A new Accenture report finds that in an increasingly digital workplace, listening has gotten more difficult. The report, released in conjunction with last month's International Women's Day, finds that while the vast majority of professionals (96 percent) consider themselves good listeners, almost two-thirds of them (64 percent) believe it has become significantly more difficult to listen in today's workplace.

Titled #ListenLearnLead, the study draws on a global survey of more than 3,600 business professionals from all sized companies and a wide range of roles, from entry-level to upper management. It found that "digital distractions are becoming an ongoing challenge for those trying to get work done throughout the day.

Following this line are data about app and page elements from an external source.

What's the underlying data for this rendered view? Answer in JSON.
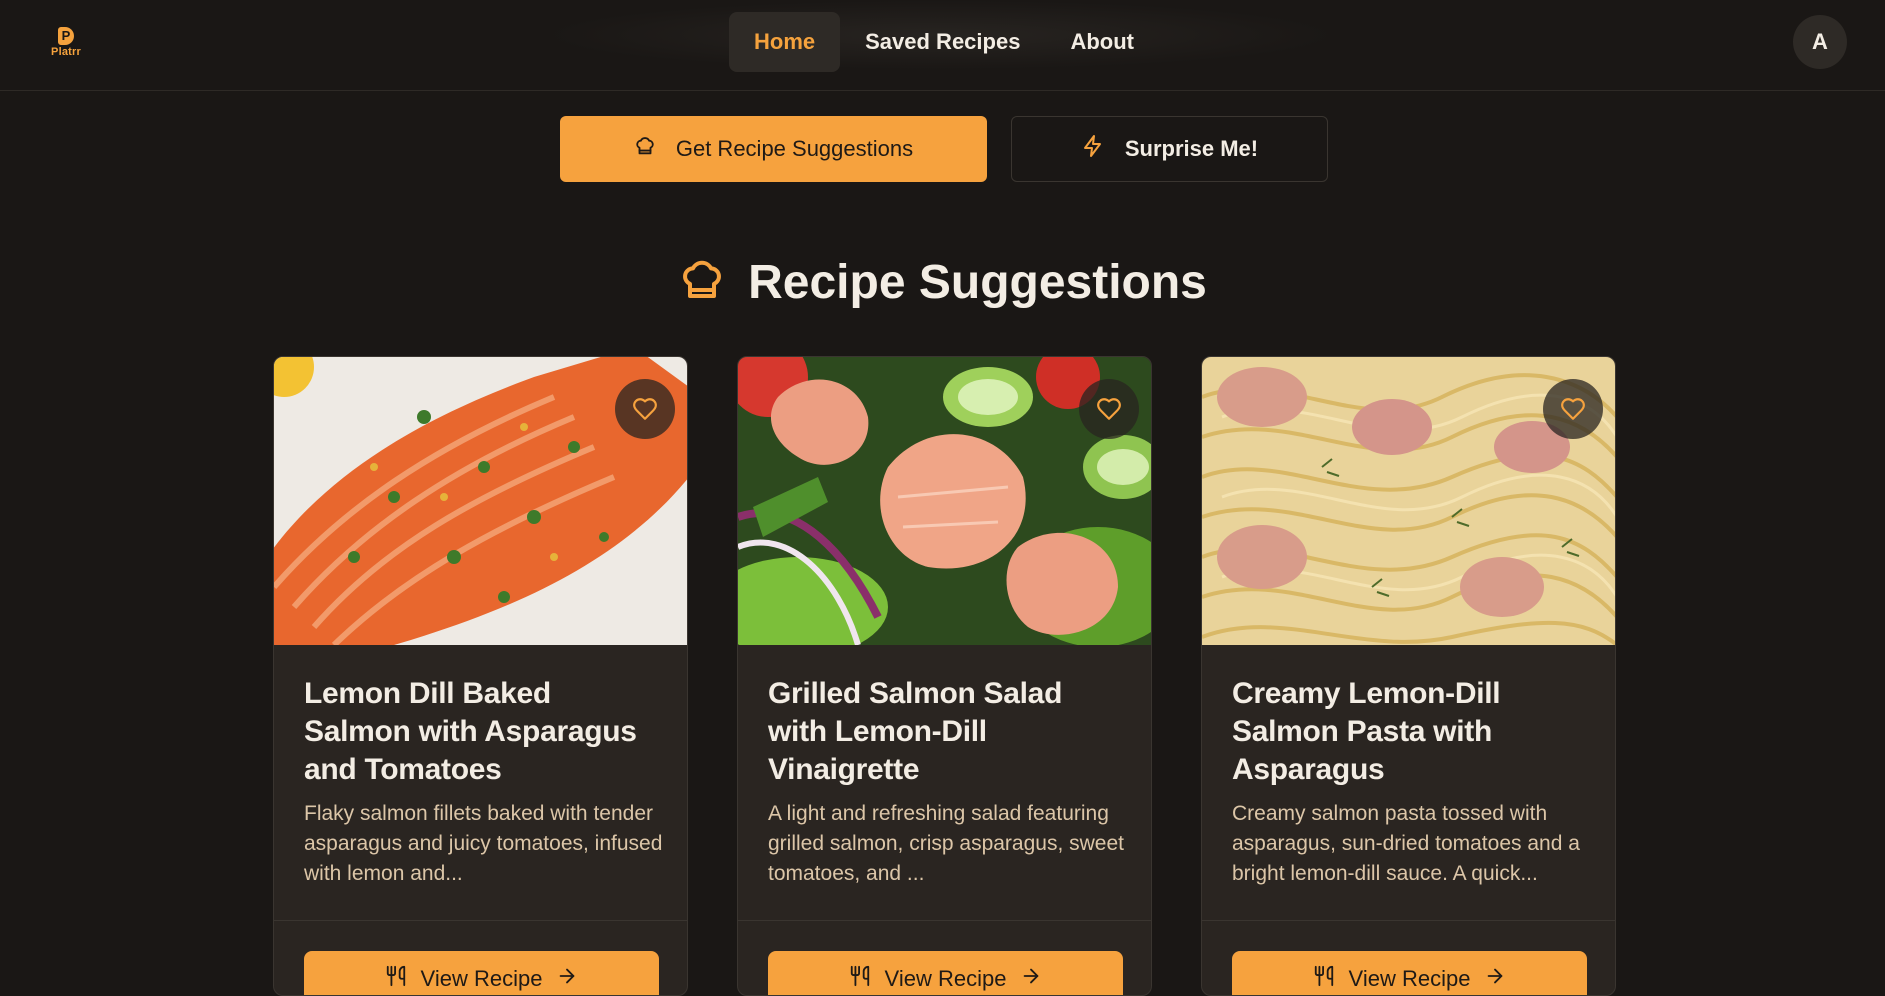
{
  "app": {
    "logo_text": "Platrr",
    "logo_letter": "P"
  },
  "nav": {
    "items": [
      {
        "label": "Home",
        "active": true
      },
      {
        "label": "Saved Recipes",
        "active": false
      },
      {
        "label": "About",
        "active": false
      }
    ]
  },
  "user": {
    "avatar_initial": "A"
  },
  "actions": {
    "primary_label": "Get Recipe Suggestions",
    "primary_icon": "chef-hat-icon",
    "secondary_label": "Surprise Me!",
    "secondary_icon": "lightning-icon"
  },
  "section": {
    "title": "Recipe Suggestions",
    "icon": "chef-hat-icon"
  },
  "recipes": [
    {
      "title": "Lemon Dill Baked Salmon with Asparagus and Tomatoes",
      "description": "Flaky salmon fillets baked with tender asparagus and juicy tomatoes, infused with lemon and...",
      "button_label": "View Recipe",
      "image": "baked-salmon-photo"
    },
    {
      "title": "Grilled Salmon Salad with Lemon-Dill Vinaigrette",
      "description": "A light and refreshing salad featuring grilled salmon, crisp asparagus, sweet tomatoes, and ...",
      "button_label": "View Recipe",
      "image": "salmon-salad-photo"
    },
    {
      "title": "Creamy Lemon-Dill Salmon Pasta with Asparagus",
      "description": "Creamy salmon pasta tossed with asparagus, sun-dried tomatoes and a bright lemon-dill sauce. A quick...",
      "button_label": "View Recipe",
      "image": "salmon-pasta-photo"
    }
  ],
  "colors": {
    "background": "#1a1715",
    "accent": "#f6a23e",
    "card": "#2a2521",
    "text": "#f3ede4",
    "muted_text": "#dcc6a8"
  }
}
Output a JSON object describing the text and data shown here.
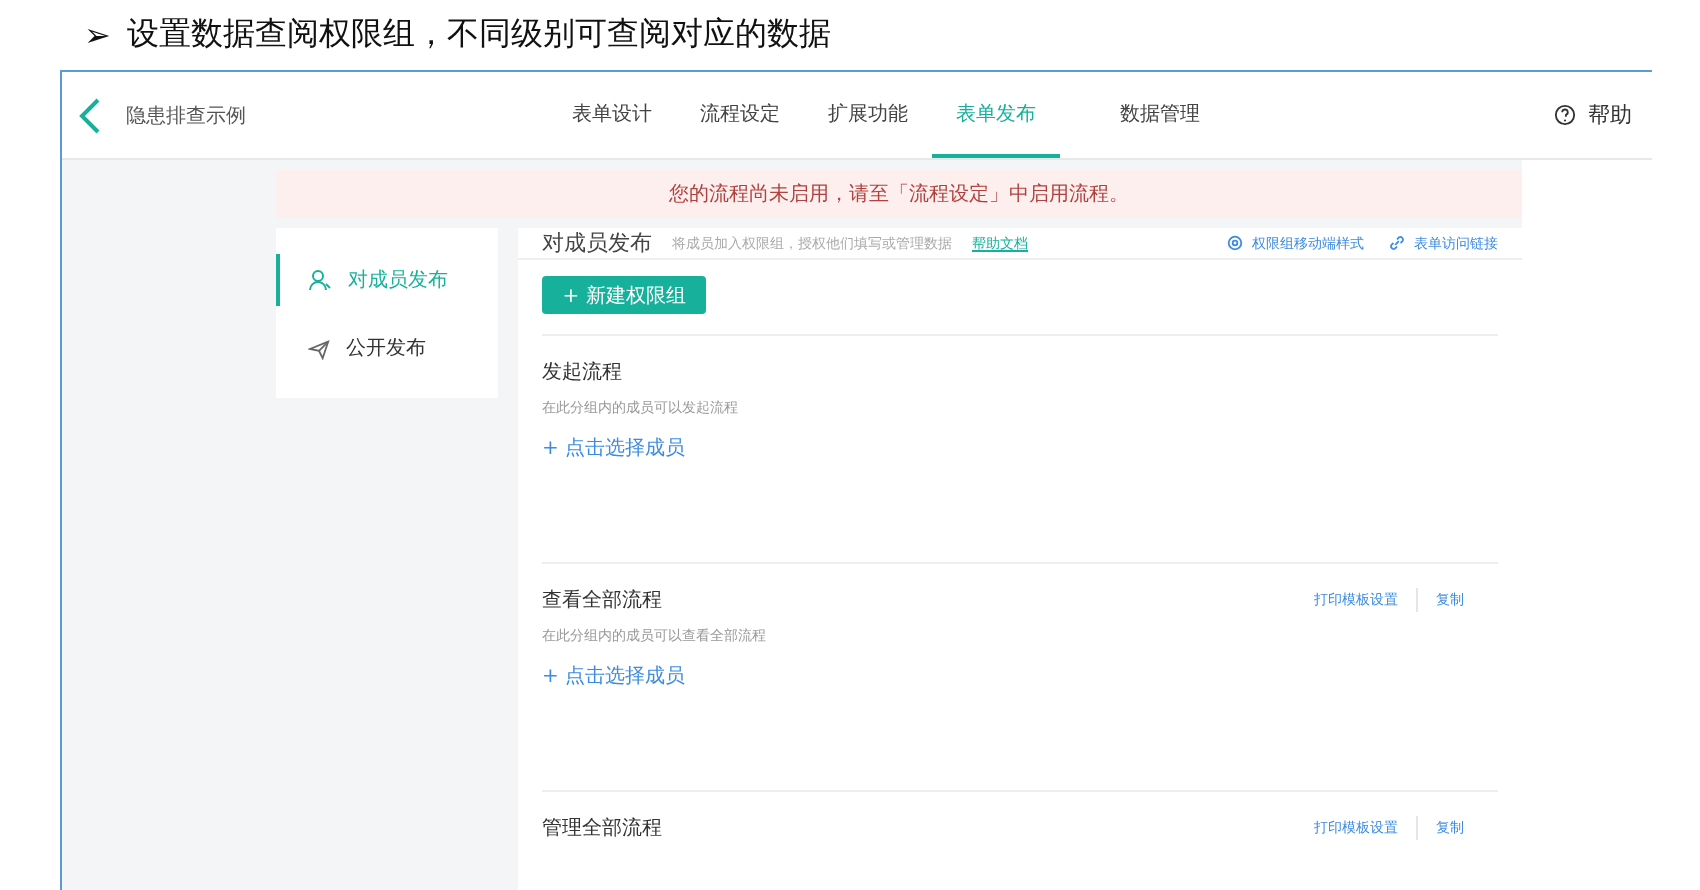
{
  "heading": {
    "bullet": "➢",
    "text": "设置数据查阅权限组，不同级别可查阅对应的数据"
  },
  "header": {
    "app_name": "隐患排查示例",
    "help": "帮助"
  },
  "tabs": [
    {
      "label": "表单设计",
      "selected": false
    },
    {
      "label": "流程设定",
      "selected": false
    },
    {
      "label": "扩展功能",
      "selected": false
    },
    {
      "label": "表单发布",
      "selected": true
    },
    {
      "label": "数据管理",
      "selected": false
    }
  ],
  "banner": "您的流程尚未启用，请至「流程设定」中启用流程。",
  "sidebar": {
    "items": [
      {
        "label": "对成员发布",
        "selected": true
      },
      {
        "label": "公开发布",
        "selected": false
      }
    ]
  },
  "panel": {
    "title": "对成员发布",
    "hint": "将成员加入权限组，授权他们填写或管理数据",
    "help_link": "帮助文档",
    "actions": [
      "权限组移动端样式",
      "表单访问链接"
    ],
    "new_button": "+ 新建权限组"
  },
  "groups": [
    {
      "title": "发起流程",
      "description": "在此分组内的成员可以发起流程",
      "add": "+ 点击选择成员"
    },
    {
      "title": "查看全部流程",
      "description": "在此分组内的成员可以查看全部流程",
      "add": "+ 点击选择成员",
      "actions": [
        "打印模板设置",
        "复制"
      ]
    },
    {
      "title": "管理全部流程",
      "actions": [
        "打印模板设置",
        "复制"
      ]
    }
  ]
}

A major way in which these distractions play out is in requiring workers to multitask. Four-fifths (80 percent) of respondents admitted to multitasking during conference calls - 35 percent instant message, 34 percent answer personal emails, while 22 percent update their social media accounts. In part, this is related to the age of the workers. Millennials showed themselves to be the most comfortable with multitasking (with 64 percent saying they spend half their day doing so), followed by Gen Xers (54 percent), and Baby Boomers (49 percent).

The onslaught of tasks and information coming at individuals also concerned a majority of company leaders. More than half (55 percent) admitted to experiencing "information overload," while 52 percent found it a challenge to keep up with fast-changing technology. On the flip side, 58 percent of all respondents said they felt technology enables leaders to communicate more easily with their teams, while 46 percent felt it increased accessibility. 

Not all distractions are related to digital. More than three-quarters of respondents (79 percent) cite phone calls as an interrupter to their workday while 72 percent point to pop-in visitors and unexpected meetings as major distractors. This was more than twice those that indicated that instant messaging (30 percent) and texting (28 percent) tended to interrupt their work.